Who said neutrals have to be boring? When it comes to decorating, a neutral palette doesn't always start and end with beige. Just ask designers Sasha Bikoff, Henriette von Stockhausenand Anne Hepfer, who agree that certain colors can create a pared-down look that's anything but austere. Read on to see how these experts design using these "new neutrals."
For New York-based designer Sasha Bikoff, pale pink is easy on the eye but still packs a punch. "I consider certain pinks neutral because of their nude, almost skin-like quality," says the designer.

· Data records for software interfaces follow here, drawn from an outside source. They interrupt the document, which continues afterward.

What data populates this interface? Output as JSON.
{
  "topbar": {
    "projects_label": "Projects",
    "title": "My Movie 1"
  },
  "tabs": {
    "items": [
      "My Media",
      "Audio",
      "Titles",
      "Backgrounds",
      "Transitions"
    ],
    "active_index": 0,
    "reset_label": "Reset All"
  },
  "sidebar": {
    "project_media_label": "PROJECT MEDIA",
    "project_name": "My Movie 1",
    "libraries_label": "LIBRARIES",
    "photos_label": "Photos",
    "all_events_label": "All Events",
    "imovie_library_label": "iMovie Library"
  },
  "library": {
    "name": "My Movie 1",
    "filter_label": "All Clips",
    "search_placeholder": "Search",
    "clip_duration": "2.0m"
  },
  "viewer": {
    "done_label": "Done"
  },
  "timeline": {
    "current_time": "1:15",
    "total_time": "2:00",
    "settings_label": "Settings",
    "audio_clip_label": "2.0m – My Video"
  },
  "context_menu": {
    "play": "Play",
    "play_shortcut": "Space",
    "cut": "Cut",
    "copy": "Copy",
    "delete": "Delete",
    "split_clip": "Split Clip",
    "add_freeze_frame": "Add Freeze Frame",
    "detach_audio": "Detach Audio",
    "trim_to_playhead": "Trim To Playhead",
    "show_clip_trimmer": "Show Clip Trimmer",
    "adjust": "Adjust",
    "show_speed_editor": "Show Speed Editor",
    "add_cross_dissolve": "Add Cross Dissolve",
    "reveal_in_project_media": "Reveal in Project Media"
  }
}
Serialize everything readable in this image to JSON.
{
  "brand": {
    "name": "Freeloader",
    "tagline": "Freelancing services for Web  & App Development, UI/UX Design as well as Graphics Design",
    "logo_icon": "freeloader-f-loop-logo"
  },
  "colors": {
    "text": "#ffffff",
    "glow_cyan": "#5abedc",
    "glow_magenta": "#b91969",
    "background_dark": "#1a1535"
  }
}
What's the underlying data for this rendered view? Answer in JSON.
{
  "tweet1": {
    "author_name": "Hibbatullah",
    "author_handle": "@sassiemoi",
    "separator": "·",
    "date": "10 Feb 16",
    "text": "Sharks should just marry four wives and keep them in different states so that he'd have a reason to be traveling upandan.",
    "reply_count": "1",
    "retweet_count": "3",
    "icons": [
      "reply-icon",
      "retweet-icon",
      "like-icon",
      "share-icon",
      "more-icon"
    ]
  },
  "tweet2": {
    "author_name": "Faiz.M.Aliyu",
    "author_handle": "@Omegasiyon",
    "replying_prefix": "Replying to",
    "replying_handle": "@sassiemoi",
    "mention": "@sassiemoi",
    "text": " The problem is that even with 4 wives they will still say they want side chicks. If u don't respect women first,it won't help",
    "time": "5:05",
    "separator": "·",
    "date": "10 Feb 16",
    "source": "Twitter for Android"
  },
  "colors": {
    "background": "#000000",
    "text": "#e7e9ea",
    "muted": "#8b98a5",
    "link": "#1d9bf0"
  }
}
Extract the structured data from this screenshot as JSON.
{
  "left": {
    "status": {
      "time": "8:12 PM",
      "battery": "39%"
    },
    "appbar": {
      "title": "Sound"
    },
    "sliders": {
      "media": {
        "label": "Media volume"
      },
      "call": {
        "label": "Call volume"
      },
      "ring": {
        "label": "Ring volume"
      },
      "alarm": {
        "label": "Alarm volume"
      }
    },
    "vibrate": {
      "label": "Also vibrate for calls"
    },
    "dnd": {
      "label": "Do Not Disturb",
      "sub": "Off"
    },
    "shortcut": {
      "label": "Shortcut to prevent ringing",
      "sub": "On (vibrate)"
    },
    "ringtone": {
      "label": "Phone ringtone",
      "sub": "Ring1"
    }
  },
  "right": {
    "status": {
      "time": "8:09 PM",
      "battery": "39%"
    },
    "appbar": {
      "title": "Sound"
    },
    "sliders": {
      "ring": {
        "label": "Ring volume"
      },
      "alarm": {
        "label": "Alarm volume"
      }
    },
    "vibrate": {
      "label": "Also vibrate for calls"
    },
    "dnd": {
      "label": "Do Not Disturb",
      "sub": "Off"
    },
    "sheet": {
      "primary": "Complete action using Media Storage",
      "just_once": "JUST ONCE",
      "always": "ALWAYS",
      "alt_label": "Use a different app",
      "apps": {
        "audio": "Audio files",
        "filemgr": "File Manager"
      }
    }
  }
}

Blush has a cream and yellow base that makes it a neutral, as opposed to pinks with purple undertones, according to Bikoff. "The light blush in this living room works great as a backdrop to other neutrals and pops of color, like canary yellow, which complements the blush in a beautiful, unassuming way."
"By using such a simplistic neutral, I could incorporate an array of exciting prints, such as the animal print rug and floral throw pillows."
In this Georgian townhouse, UK-based designer Henriette von Stockhausen of VSP Interiors used silver to give this family home a clean, streamlined look without compromising elegance. Henriette chose a silver leaf grasscloth to bring texture and weight to the dining room walls. "As light changes throughout the day, silver takes on different hues and reflects what is happening outside, and is most wonderful by candlelight during dinner parties," says the designer. A silver mirror frame, door handles and drapes add sparkle to the neutral scheme.
In the master bedroom, von Stockhausen used silver to create a calm yet glamorous space. She chose a cherry blossom wallpaper with a silver leaf background to create a cool shimmer, while a soft pink loveseat, champagne satin drapes, and blush notes throughout round out the neutral scheme. "A subtle layering of neutrals creates a comfortable and enveloping space," says the designer. "A few contrasts in the same hue create a gentle juxtaposition that's harmonious with the design."
3. Pale Blue
Canadian designer Anne Hepfer used a pale blue-gray to create a neutral, soft palette for the master bedroom in this Toronto apartment. The abundant natural light tempers the blue, which was used only on the wall shelving, bedding and drapes to prevent the hue from overwhelming the design. "I created a landscape using a paler shade of blue, and juxtaposed it with contrasting accents like earthy browns and metallic golds to offset the palette."